Iraqi police on Monday found the corpses of 15 people, including three women shot in the head in militia-style killings, a bloody start to the holiday marking the end of the Muslim fasting month of Ramadan, security sources said.
Fears have been growing of a relapse to the dark days of sectarian civil war which peaked in 2006-2007 since Sunni militants seized large swathes of the north last month, building on gains by comrades made in the west of Iraq.
Iraq's US-trained and funded army unraveled in the face of the lighting advance, and Shi'ite militias now rival government forces in their ability to confront the group formerly known as the Islamic State in Iraq and the Levant.
Baghdad's morgues are filling up once again with victims of sectarian slayings, kidnappings are on the rise and the bloodshed is forcing families to flee abroad or move to neighborhoods where they feel less threatened.
This year's Eid al-Fitr festival marking the end of Ramadan is filled with uncertainty and apprehension as Sunni insurgents set their sights on Baghdad and Iraqi politicians struggle to form a power-sharing government capable of tackling them.
Police found 15 corpses in different parts of the capital, security sources said.
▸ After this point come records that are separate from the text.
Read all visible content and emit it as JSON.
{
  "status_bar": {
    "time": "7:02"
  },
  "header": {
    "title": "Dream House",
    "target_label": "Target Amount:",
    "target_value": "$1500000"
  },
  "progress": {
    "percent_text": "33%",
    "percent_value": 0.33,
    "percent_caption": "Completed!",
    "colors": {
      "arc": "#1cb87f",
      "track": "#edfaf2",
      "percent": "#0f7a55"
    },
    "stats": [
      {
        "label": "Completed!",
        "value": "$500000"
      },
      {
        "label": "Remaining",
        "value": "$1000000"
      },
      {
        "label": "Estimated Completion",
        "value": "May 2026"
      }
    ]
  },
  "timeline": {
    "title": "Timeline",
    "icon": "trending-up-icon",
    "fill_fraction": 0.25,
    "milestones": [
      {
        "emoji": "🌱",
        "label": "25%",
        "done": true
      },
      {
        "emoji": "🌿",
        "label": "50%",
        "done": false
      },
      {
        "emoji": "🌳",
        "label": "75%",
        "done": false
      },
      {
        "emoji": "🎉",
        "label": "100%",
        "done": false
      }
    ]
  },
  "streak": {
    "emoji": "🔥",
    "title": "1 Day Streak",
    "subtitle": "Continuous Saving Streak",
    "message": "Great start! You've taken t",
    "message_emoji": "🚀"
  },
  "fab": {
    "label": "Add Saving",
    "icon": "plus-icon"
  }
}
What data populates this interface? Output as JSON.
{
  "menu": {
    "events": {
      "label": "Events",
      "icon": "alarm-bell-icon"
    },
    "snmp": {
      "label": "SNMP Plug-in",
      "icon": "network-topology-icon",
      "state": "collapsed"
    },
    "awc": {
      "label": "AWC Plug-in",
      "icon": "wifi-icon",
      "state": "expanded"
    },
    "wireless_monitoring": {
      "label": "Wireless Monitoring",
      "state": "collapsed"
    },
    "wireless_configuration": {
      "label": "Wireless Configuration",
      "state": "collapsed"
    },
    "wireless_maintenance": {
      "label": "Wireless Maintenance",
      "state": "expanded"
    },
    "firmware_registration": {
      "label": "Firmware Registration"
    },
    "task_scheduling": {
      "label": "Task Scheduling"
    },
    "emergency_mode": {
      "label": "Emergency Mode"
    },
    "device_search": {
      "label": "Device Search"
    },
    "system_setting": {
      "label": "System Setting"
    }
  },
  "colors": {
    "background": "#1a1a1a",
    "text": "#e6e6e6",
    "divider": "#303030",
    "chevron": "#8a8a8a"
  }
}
Among them were three women aged 25-30 who had been handcuffed and shot in the head execution-style in an industrial area just north of the Shi'ite Sadr City district.